Sustainable and Resilient Communities, and Senior Lecturer in the Department of Civil, Environmental and Geodetic Engineering, was awarded a five-month research fellowship by Engineering for Change (E4C).Patrick Sours, Program Manager,
The E4C Research Fellowship is a research-based, development program in social innovation. It serves to build engineering capacity and prepare talent to solve local and global challenges, and to create knowledge as a public good. Sours has extensive field experience from humanitarian engineering work in Tanzania, Ghana, Guatemala, and Honduras and viewed this opportunity as a natural extension of his efforts on Sustainable and Resilient Communities initiatives such as Maji Marwa. "I hope to be a leader in the engineering for global development space," he stated. "This fellowship will allow me to expand my current knowledge and experience and offer opportunities for the Maji Marwa program to establish collaboration outside the Ohio State community."
Fellows conduct targeted research assigned by the E4 organization. Sours' work will specifically address engineering technologies developed for countries where access to improved sanitation facilities is limited. His research findings will contribute directly to E4C's Solutions Library, an online database of products and services intended to serve global communities where natural or other resources are deficient. Many of these technologies would prove valuable in communities such as Marwa.
Sours will also engage in collaborations with Villgro, a social enterprise incubator based in India.

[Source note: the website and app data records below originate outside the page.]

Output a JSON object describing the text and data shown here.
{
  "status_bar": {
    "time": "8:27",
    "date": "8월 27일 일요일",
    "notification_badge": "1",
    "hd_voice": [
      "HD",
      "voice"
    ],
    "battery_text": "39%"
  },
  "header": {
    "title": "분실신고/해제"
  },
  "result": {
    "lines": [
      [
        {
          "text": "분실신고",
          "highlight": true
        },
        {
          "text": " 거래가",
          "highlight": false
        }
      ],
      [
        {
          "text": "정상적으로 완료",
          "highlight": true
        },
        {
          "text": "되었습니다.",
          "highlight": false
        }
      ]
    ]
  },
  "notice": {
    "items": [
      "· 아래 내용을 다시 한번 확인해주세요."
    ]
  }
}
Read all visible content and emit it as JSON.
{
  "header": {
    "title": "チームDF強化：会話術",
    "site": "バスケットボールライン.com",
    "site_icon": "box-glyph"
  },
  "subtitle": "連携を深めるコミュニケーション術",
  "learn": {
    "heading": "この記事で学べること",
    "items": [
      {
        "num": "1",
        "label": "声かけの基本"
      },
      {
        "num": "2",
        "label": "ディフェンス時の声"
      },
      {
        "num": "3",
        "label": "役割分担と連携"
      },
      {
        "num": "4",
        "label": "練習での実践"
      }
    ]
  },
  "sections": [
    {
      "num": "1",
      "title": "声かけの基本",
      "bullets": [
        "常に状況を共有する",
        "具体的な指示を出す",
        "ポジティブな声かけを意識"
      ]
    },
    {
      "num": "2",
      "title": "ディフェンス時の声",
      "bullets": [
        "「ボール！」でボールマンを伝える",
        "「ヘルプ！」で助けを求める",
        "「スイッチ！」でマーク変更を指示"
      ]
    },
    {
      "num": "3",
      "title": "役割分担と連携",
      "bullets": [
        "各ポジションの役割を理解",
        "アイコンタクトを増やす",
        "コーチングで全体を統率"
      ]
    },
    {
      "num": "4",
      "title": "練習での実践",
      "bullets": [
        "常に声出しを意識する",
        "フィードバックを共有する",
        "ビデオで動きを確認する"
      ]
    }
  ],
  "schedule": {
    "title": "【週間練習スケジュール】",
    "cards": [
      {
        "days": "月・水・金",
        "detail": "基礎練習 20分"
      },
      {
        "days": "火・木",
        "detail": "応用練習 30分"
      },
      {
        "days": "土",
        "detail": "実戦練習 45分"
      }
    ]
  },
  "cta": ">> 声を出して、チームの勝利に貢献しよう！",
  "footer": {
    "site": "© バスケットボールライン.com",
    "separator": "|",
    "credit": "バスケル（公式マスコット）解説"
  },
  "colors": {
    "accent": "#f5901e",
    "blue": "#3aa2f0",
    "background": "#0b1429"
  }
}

The organization will share its successful strategic planning processes and education programs as it seeks deeper involvement with U.S.-based, social incubators.
Currently, women and children in Marwa and neighboring villages spend several hours each day collecting water for basic needs. After the recent implementation of a robust rainwater harvesting system and the future design and construction of a water intake, filtration and distribution system for the village, Marwa residents will be able to concentrate on other endeavors that also support the community.
As a part of an international cohort of only 25 Fellows, selected from over 450 applicants, Patrick was eager to engage in the numerous collaborations across engineering disciplines that the program nurtures among participants. Serving as an E4C Fellow also aligned with Sours’ passion for engineering and its relationship to international community development. "I hope to use my capacity as an engineer to alleviate some of the inequality and hardships that people around the world face by identifying solutions that promote equitable access to basic services such as healthcare, water, sanitation and food security," he said.
Founded in 2009, Engineering for Change's mission is "to prepare, educate and activate the international engineering workforce to improve the quality of life of underserved communities around the world."